This is not to say that the Iranians won't bargain. Beneath the rhetoric, they are practical to the extreme. Indeed, the rhetoric is part of the bargaining . What is not clear is whether Obama is prepared to bargain. What will he give for the things he wants? Economic aid is not enough for Iran, and in any event, the idea of U.S. economic aid for Iran during a time of recession is a non-starter. Is Obama prepared to offer Iran a dominant voice in Iraq and Afghanistan? How insistent is Obama on the Hezbollah and Hamas issue? What will he give if Iran shuts down its nuclear program? It is not clear that Obama has answers to these questions.

Rebuilding the U.S. public image is a reasonable goal for the first 100 days of a presidency. But soon it will be summer, and the openings Obama has made will have to be walked through, with tough bargaining. In the case of Iran — one of the toughest cases of all — it is hard to see how Washington can give Tehran the things it wants because that would make Iran a major regional power. And it is hard to see how Iran could give away the things the Americans are demanding.

Obama indicated that it would take time for his message to generate a positive response from the Iranians. It is more likely that unless the message starts to take on more substance that pleases the Iranians, the response will remain unchanged. The problem wasn't Bush or Clinton or Reagan, the problem was the reality of Iran and the United States . Only if a third power frightened the Iranians sufficiently — a third power that also threatened the United States — would U.S.-Iranian interests be brought together. But Russia, at least for now, is working very hard to be friendly with Iran .

By George Friedman

This analysis was just a fraction of what our Members enjoy, Click Here to start your Free Membership Trial Today! If a friend forwarded this email to you, click here to join our mailing list for FREE intelligence and other special offers. Please feel free to distribute this Intelligence Report to friends or repost to your Web site linking to www.stratfor.com .

© Copyright 2009 Stratfor. All rights reserved

Disclaimer: The above is a matter of opinion provided for general information purposes only.
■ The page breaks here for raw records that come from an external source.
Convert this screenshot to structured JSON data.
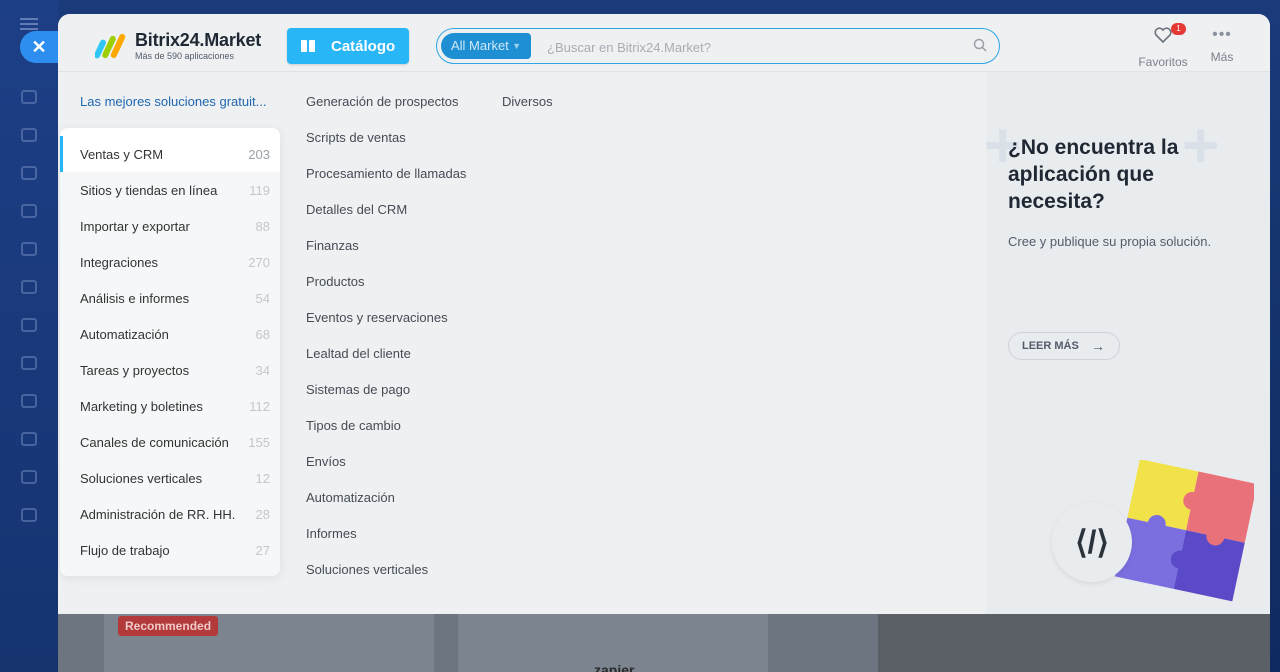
{
  "app": {
    "name": "Bitrix24.Market",
    "subtitle": "Más de 590 aplicaciones"
  },
  "toolbar": {
    "catalog_label": "Catálogo",
    "search_scope": "All Market",
    "search_placeholder": "¿Buscar en Bitrix24.Market?",
    "favorites_label": "Favoritos",
    "favorites_count": "1",
    "more_label": "Más"
  },
  "left": {
    "top_link": "Las mejores soluciones gratuit..."
  },
  "categories": [
    {
      "label": "Ventas y CRM",
      "count": "203"
    },
    {
      "label": "Sitios y tiendas en línea",
      "count": "119"
    },
    {
      "label": "Importar y exportar",
      "count": "88"
    },
    {
      "label": "Integraciones",
      "count": "270"
    },
    {
      "label": "Análisis e informes",
      "count": "54"
    },
    {
      "label": "Automatización",
      "count": "68"
    },
    {
      "label": "Tareas y proyectos",
      "count": "34"
    },
    {
      "label": "Marketing y boletines",
      "count": "112"
    },
    {
      "label": "Canales de comunicación",
      "count": "155"
    },
    {
      "label": "Soluciones verticales",
      "count": "12"
    },
    {
      "label": "Administración de RR. HH.",
      "count": "28"
    },
    {
      "label": "Flujo de trabajo",
      "count": "27"
    }
  ],
  "subcategories": {
    "col1": [
      "Generación de prospectos",
      "Scripts de ventas",
      "Procesamiento de llamadas",
      "Detalles del CRM",
      "Finanzas",
      "Productos",
      "Eventos y reservaciones",
      "Lealtad del cliente",
      "Sistemas de pago",
      "Tipos de cambio",
      "Envíos",
      "Automatización",
      "Informes",
      "Soluciones verticales"
    ],
    "col2": [
      "Diversos"
    ]
  },
  "promo": {
    "title": "¿No encuentra la aplicación que necesita?",
    "description": "Cree y publique su propia solución.",
    "button_label": "LEER MÁS",
    "code_glyph": "⟨/⟩"
  },
  "background": {
    "recommended_badge": "Recommended",
    "zapier_label": "zapier"
  },
  "colors": {
    "accent": "#29b6f6",
    "link": "#2067b0",
    "badge": "#e53935"
  }
}
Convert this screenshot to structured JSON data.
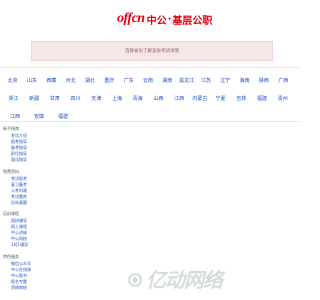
{
  "logo": {
    "en": "offcn",
    "cn": "中公",
    "dot": "·",
    "sub": "基层公职"
  },
  "banner": {
    "text": "选择省份了解该省考试详情"
  },
  "regions": [
    [
      "北京",
      "山东",
      "西藏",
      "河北",
      "湖北",
      "重庆",
      "广东",
      "云南",
      "湖南",
      "黑龙江",
      "江苏",
      "辽宁",
      "海南",
      "陕西",
      "广西"
    ],
    [
      "浙江",
      "新疆",
      "甘肃",
      "四川",
      "天津",
      "上海",
      "青海",
      "山西",
      "江西",
      "内蒙古",
      "宁夏",
      "吉林",
      "福建",
      "贵州"
    ],
    [
      "江西",
      "安徽",
      "福建"
    ]
  ],
  "categories": [
    {
      "title": "新手指南",
      "links": [
        "考试介绍",
        "报考指导",
        "备考指导",
        "职位指导",
        "面试指导"
      ]
    },
    {
      "title": "免费资料",
      "links": [
        "考试报考",
        "复习备考",
        "公考时政",
        "考试题库",
        "历年真题"
      ]
    },
    {
      "title": "培训课程",
      "links": [
        "面授辅导",
        "网上课程",
        "中公讲座",
        "中公网校",
        "1对1辅导"
      ]
    },
    {
      "title": "特色服务",
      "links": [
        "微信公众号",
        "中公在线课",
        "中公图书",
        "报名专题",
        "资格审核"
      ]
    }
  ],
  "watermark": {
    "text": "亿动网络",
    "domain_suffix": ""
  },
  "colors": {
    "brand": "#e60012",
    "link": "#1a4fc7",
    "banner_bg": "#f6e6e6"
  }
}
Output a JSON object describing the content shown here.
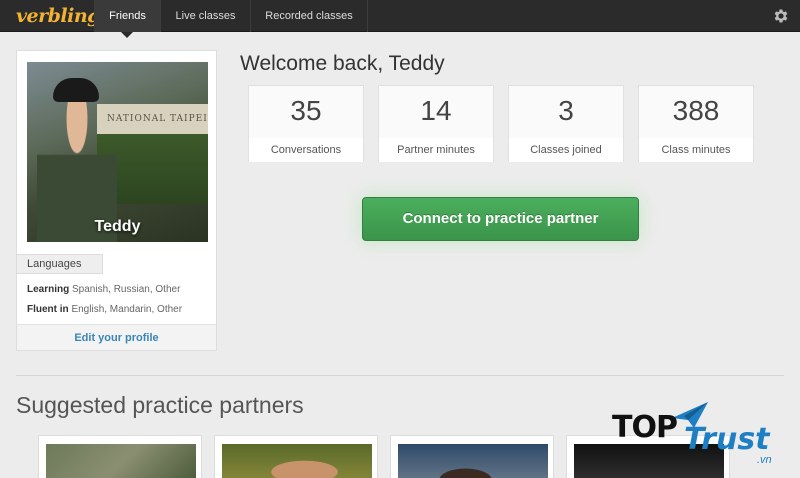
{
  "app": {
    "logo_text": "verbling"
  },
  "nav": {
    "tabs": [
      {
        "label": "Friends",
        "active": true
      },
      {
        "label": "Live classes",
        "active": false
      },
      {
        "label": "Recorded classes",
        "active": false
      }
    ],
    "settings_icon": "gear-icon"
  },
  "profile": {
    "name": "Teddy",
    "languages_label": "Languages",
    "learning_label": "Learning",
    "learning_value": "Spanish, Russian, Other",
    "fluent_label": "Fluent in",
    "fluent_value": "English, Mandarin, Other",
    "edit_link": "Edit your profile",
    "photo_sign_text": "NATIONAL TAIPEI UNIV"
  },
  "welcome": {
    "title": "Welcome back, Teddy",
    "stats": [
      {
        "value": "35",
        "label": "Conversations"
      },
      {
        "value": "14",
        "label": "Partner minutes"
      },
      {
        "value": "3",
        "label": "Classes joined"
      },
      {
        "value": "388",
        "label": "Class minutes"
      }
    ],
    "connect_button": "Connect to practice partner"
  },
  "suggested": {
    "title": "Suggested practice partners"
  },
  "watermark": {
    "top": "TOP",
    "trust": "Trust",
    "vn": ".vn"
  },
  "colors": {
    "accent_green": "#3f9e50",
    "link_blue": "#3a86b4",
    "nav_bg": "#2b2b2b",
    "logo_yellow": "#f2b233"
  }
}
Information and analysis above are derived from sources and utilising methods believed to be reliable, but we cannot accept responsibility for any losses you may incur as a result of this analysis.

STRATFOR Archive

© 2005-2019 http://www.MarketOracle.co.uk - The Market Oracle is a FREE Daily Financial Markets Analysis & Forecasting online publication.


Post Comment

Only logged in users are allowed to post comments. Register/ Log in

6 Critical Money Making Rules